[Element data from apps and pages]
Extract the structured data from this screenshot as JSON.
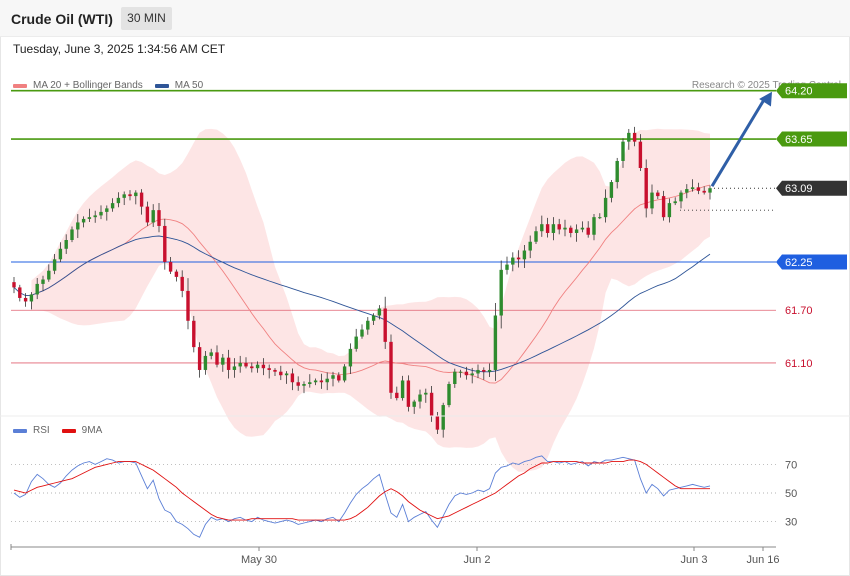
{
  "header": {
    "title": "Crude Oil (WTI)",
    "interval": "30 MIN",
    "datetime": "Tuesday, June 3, 2025 1:34:56 AM CET"
  },
  "legend": {
    "ma20": "MA 20 + Bollinger Bands",
    "ma50": "MA 50",
    "credit": "Research © 2025 Trading Central"
  },
  "rsi_legend": {
    "rsi": "RSI",
    "ma9": "9MA"
  },
  "colors": {
    "bull": "#2e8b2e",
    "bear": "#c8102e",
    "ma20": "#f08080",
    "ma50": "#2f5597",
    "band": "#fde0e0",
    "resistance": "#4a9a10",
    "pivot": "#1f5fe0",
    "support": "#e06070",
    "current": "#333333",
    "arrow": "#2f5fa7",
    "rsi": "#5b7fd6",
    "rsi_ma": "#e01010"
  },
  "chart_data": [
    {
      "type": "candlestick",
      "title": "Crude Oil (WTI)",
      "timeframe": "30 MIN",
      "x_labels": [
        "May 30",
        "Jun 2",
        "Jun 3",
        "Jun 16"
      ],
      "ylim": [
        60.45,
        64.55
      ],
      "levels": [
        {
          "name": "resistance-2",
          "value": 64.2,
          "label": "64.20",
          "style": "resistance"
        },
        {
          "name": "resistance-1",
          "value": 63.65,
          "label": "63.65",
          "style": "resistance"
        },
        {
          "name": "current",
          "value": 63.09,
          "label": "63.09",
          "style": "current"
        },
        {
          "name": "pivot",
          "value": 62.25,
          "label": "62.25",
          "style": "pivot"
        },
        {
          "name": "support-1",
          "value": 61.7,
          "label": "61.70",
          "style": "support"
        },
        {
          "name": "support-2",
          "value": 61.1,
          "label": "61.10",
          "style": "support"
        }
      ],
      "projection": {
        "from": 63.09,
        "to": 64.2
      },
      "closes": [
        61.96,
        61.84,
        61.8,
        61.88,
        62.0,
        62.05,
        62.15,
        62.28,
        62.4,
        62.5,
        62.62,
        62.7,
        62.74,
        62.76,
        62.78,
        62.82,
        62.86,
        62.92,
        62.98,
        63.02,
        63.0,
        63.04,
        62.88,
        62.7,
        62.84,
        62.66,
        62.25,
        62.14,
        62.08,
        61.92,
        61.58,
        61.28,
        61.02,
        61.18,
        61.22,
        61.08,
        61.16,
        61.02,
        61.06,
        61.1,
        61.06,
        61.04,
        61.08,
        61.04,
        61.02,
        61.0,
        60.96,
        60.98,
        60.88,
        60.84,
        60.86,
        60.88,
        60.9,
        60.88,
        60.92,
        60.96,
        60.9,
        61.06,
        61.26,
        61.4,
        61.48,
        61.58,
        61.64,
        61.72,
        61.34,
        60.76,
        60.7,
        60.9,
        60.6,
        60.66,
        60.74,
        60.76,
        60.5,
        60.34,
        60.62,
        60.86,
        61.0,
        61.0,
        60.96,
        60.98,
        61.02,
        61.0,
        61.02,
        61.64,
        62.16,
        62.22,
        62.3,
        62.28,
        62.38,
        62.48,
        62.6,
        62.68,
        62.58,
        62.68,
        62.62,
        62.64,
        62.58,
        62.62,
        62.64,
        62.56,
        62.76,
        62.76,
        62.98,
        63.16,
        63.4,
        63.62,
        63.72,
        63.62,
        63.32,
        62.86,
        63.04,
        63.0,
        62.76,
        62.92,
        62.94,
        63.04,
        63.08,
        63.1,
        63.06,
        63.04,
        63.09
      ],
      "rsi": {
        "ylim": [
          15,
          85
        ],
        "ticks": [
          70,
          50,
          30
        ],
        "rsi_values": [
          50,
          47,
          49,
          58,
          63,
          60,
          56,
          54,
          57,
          62,
          66,
          69,
          71,
          72,
          70,
          72,
          74,
          73,
          71,
          72,
          72,
          71,
          62,
          53,
          59,
          46,
          38,
          36,
          30,
          28,
          25,
          21,
          19,
          28,
          33,
          31,
          32,
          30,
          32,
          33,
          31,
          30,
          33,
          31,
          30,
          29,
          30,
          31,
          30,
          28,
          29,
          30,
          31,
          30,
          32,
          33,
          30,
          36,
          43,
          49,
          53,
          56,
          60,
          63,
          49,
          36,
          33,
          42,
          30,
          33,
          35,
          37,
          31,
          26,
          34,
          42,
          48,
          50,
          49,
          50,
          52,
          51,
          53,
          64,
          68,
          69,
          71,
          70,
          72,
          73,
          75,
          76,
          72,
          72,
          71,
          72,
          70,
          71,
          72,
          69,
          72,
          71,
          73,
          73,
          74,
          75,
          74,
          73,
          60,
          50,
          56,
          53,
          48,
          52,
          53,
          54,
          55,
          56,
          55,
          54,
          55
        ],
        "rsi_ma_values": [
          52,
          51,
          50,
          52,
          54,
          55,
          56,
          57,
          58,
          59,
          60,
          62,
          64,
          66,
          68,
          69,
          70,
          71,
          72,
          72,
          72,
          72,
          70,
          68,
          66,
          63,
          60,
          57,
          54,
          50,
          47,
          44,
          41,
          38,
          35,
          33,
          32,
          31,
          31,
          31,
          31,
          32,
          32,
          32,
          32,
          32,
          32,
          32,
          32,
          31,
          31,
          31,
          31,
          31,
          31,
          31,
          31,
          31,
          32,
          34,
          37,
          40,
          44,
          48,
          51,
          53,
          51,
          48,
          44,
          41,
          38,
          36,
          34,
          32,
          33,
          34,
          36,
          38,
          40,
          42,
          44,
          46,
          48,
          50,
          53,
          56,
          59,
          62,
          64,
          67,
          69,
          71,
          71,
          72,
          72,
          72,
          72,
          72,
          71,
          71,
          71,
          71,
          71,
          72,
          72,
          72,
          73,
          73,
          72,
          70,
          67,
          64,
          61,
          58,
          55,
          53,
          53,
          53,
          53,
          53,
          53
        ]
      }
    }
  ]
}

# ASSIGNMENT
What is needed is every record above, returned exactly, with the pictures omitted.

# RESULT FOR THIS EXERCISE
Extract the structured data from this screenshot as JSON.
{
  "header": {
    "title": "Crude Oil (WTI)",
    "interval": "30 MIN",
    "datetime": "Tuesday, June 3, 2025 1:34:56 AM CET"
  },
  "legend": {
    "ma20": "MA 20 + Bollinger Bands",
    "ma50": "MA 50",
    "credit": "Research © 2025 Trading Central"
  },
  "rsi_legend": {
    "rsi": "RSI",
    "ma9": "9MA"
  },
  "colors": {
    "bull": "#2e8b2e",
    "bear": "#c8102e",
    "ma20": "#f08080",
    "ma50": "#2f5597",
    "band": "#fde0e0",
    "resistance": "#4a9a10",
    "pivot": "#1f5fe0",
    "support": "#e06070",
    "current": "#333333",
    "arrow": "#2f5fa7",
    "rsi": "#5b7fd6",
    "rsi_ma": "#e01010"
  },
  "chart_data": [
    {
      "type": "candlestick",
      "title": "Crude Oil (WTI)",
      "timeframe": "30 MIN",
      "x_labels": [
        "May 30",
        "Jun 2",
        "Jun 3",
        "Jun 16"
      ],
      "ylim": [
        60.45,
        64.55
      ],
      "levels": [
        {
          "name": "resistance-2",
          "value": 64.2,
          "label": "64.20",
          "style": "resistance"
        },
        {
          "name": "resistance-1",
          "value": 63.65,
          "label": "63.65",
          "style": "resistance"
        },
        {
          "name": "current",
          "value": 63.09,
          "label": "63.09",
          "style": "current"
        },
        {
          "name": "pivot",
          "value": 62.25,
          "label": "62.25",
          "style": "pivot"
        },
        {
          "name": "support-1",
          "value": 61.7,
          "label": "61.70",
          "style": "support"
        },
        {
          "name": "support-2",
          "value": 61.1,
          "label": "61.10",
          "style": "support"
        }
      ],
      "projection": {
        "from": 63.09,
        "to": 64.2
      },
      "closes": [
        61.96,
        61.84,
        61.8,
        61.88,
        62.0,
        62.05,
        62.15,
        62.28,
        62.4,
        62.5,
        62.62,
        62.7,
        62.74,
        62.76,
        62.78,
        62.82,
        62.86,
        62.92,
        62.98,
        63.02,
        63.0,
        63.04,
        62.88,
        62.7,
        62.84,
        62.66,
        62.25,
        62.14,
        62.08,
        61.92,
        61.58,
        61.28,
        61.02,
        61.18,
        61.22,
        61.08,
        61.16,
        61.02,
        61.06,
        61.1,
        61.06,
        61.04,
        61.08,
        61.04,
        61.02,
        61.0,
        60.96,
        60.98,
        60.88,
        60.84,
        60.86,
        60.88,
        60.9,
        60.88,
        60.92,
        60.96,
        60.9,
        61.06,
        61.26,
        61.4,
        61.48,
        61.58,
        61.64,
        61.72,
        61.34,
        60.76,
        60.7,
        60.9,
        60.6,
        60.66,
        60.74,
        60.76,
        60.5,
        60.34,
        60.62,
        60.86,
        61.0,
        61.0,
        60.96,
        60.98,
        61.02,
        61.0,
        61.02,
        61.64,
        62.16,
        62.22,
        62.3,
        62.28,
        62.38,
        62.48,
        62.6,
        62.68,
        62.58,
        62.68,
        62.62,
        62.64,
        62.58,
        62.62,
        62.64,
        62.56,
        62.76,
        62.76,
        62.98,
        63.16,
        63.4,
        63.62,
        63.72,
        63.62,
        63.32,
        62.86,
        63.04,
        63.0,
        62.76,
        62.92,
        62.94,
        63.04,
        63.08,
        63.1,
        63.06,
        63.04,
        63.09
      ],
      "rsi": {
        "ylim": [
          15,
          85
        ],
        "ticks": [
          70,
          50,
          30
        ],
        "rsi_values": [
          50,
          47,
          49,
          58,
          63,
          60,
          56,
          54,
          57,
          62,
          66,
          69,
          71,
          72,
          70,
          72,
          74,
          73,
          71,
          72,
          72,
          71,
          62,
          53,
          59,
          46,
          38,
          36,
          30,
          28,
          25,
          21,
          19,
          28,
          33,
          31,
          32,
          30,
          32,
          33,
          31,
          30,
          33,
          31,
          30,
          29,
          30,
          31,
          30,
          28,
          29,
          30,
          31,
          30,
          32,
          33,
          30,
          36,
          43,
          49,
          53,
          56,
          60,
          63,
          49,
          36,
          33,
          42,
          30,
          33,
          35,
          37,
          31,
          26,
          34,
          42,
          48,
          50,
          49,
          50,
          52,
          51,
          53,
          64,
          68,
          69,
          71,
          70,
          72,
          73,
          75,
          76,
          72,
          72,
          71,
          72,
          70,
          71,
          72,
          69,
          72,
          71,
          73,
          73,
          74,
          75,
          74,
          73,
          60,
          50,
          56,
          53,
          48,
          52,
          53,
          54,
          55,
          56,
          55,
          54,
          55
        ],
        "rsi_ma_values": [
          52,
          51,
          50,
          52,
          54,
          55,
          56,
          57,
          58,
          59,
          60,
          62,
          64,
          66,
          68,
          69,
          70,
          71,
          72,
          72,
          72,
          72,
          70,
          68,
          66,
          63,
          60,
          57,
          54,
          50,
          47,
          44,
          41,
          38,
          35,
          33,
          32,
          31,
          31,
          31,
          31,
          32,
          32,
          32,
          32,
          32,
          32,
          32,
          32,
          31,
          31,
          31,
          31,
          31,
          31,
          31,
          31,
          31,
          32,
          34,
          37,
          40,
          44,
          48,
          51,
          53,
          51,
          48,
          44,
          41,
          38,
          36,
          34,
          32,
          33,
          34,
          36,
          38,
          40,
          42,
          44,
          46,
          48,
          50,
          53,
          56,
          59,
          62,
          64,
          67,
          69,
          71,
          71,
          72,
          72,
          72,
          72,
          72,
          71,
          71,
          71,
          71,
          71,
          72,
          72,
          72,
          73,
          73,
          72,
          70,
          67,
          64,
          61,
          58,
          55,
          53,
          53,
          53,
          53,
          53,
          53
        ]
      }
    }
  ]
}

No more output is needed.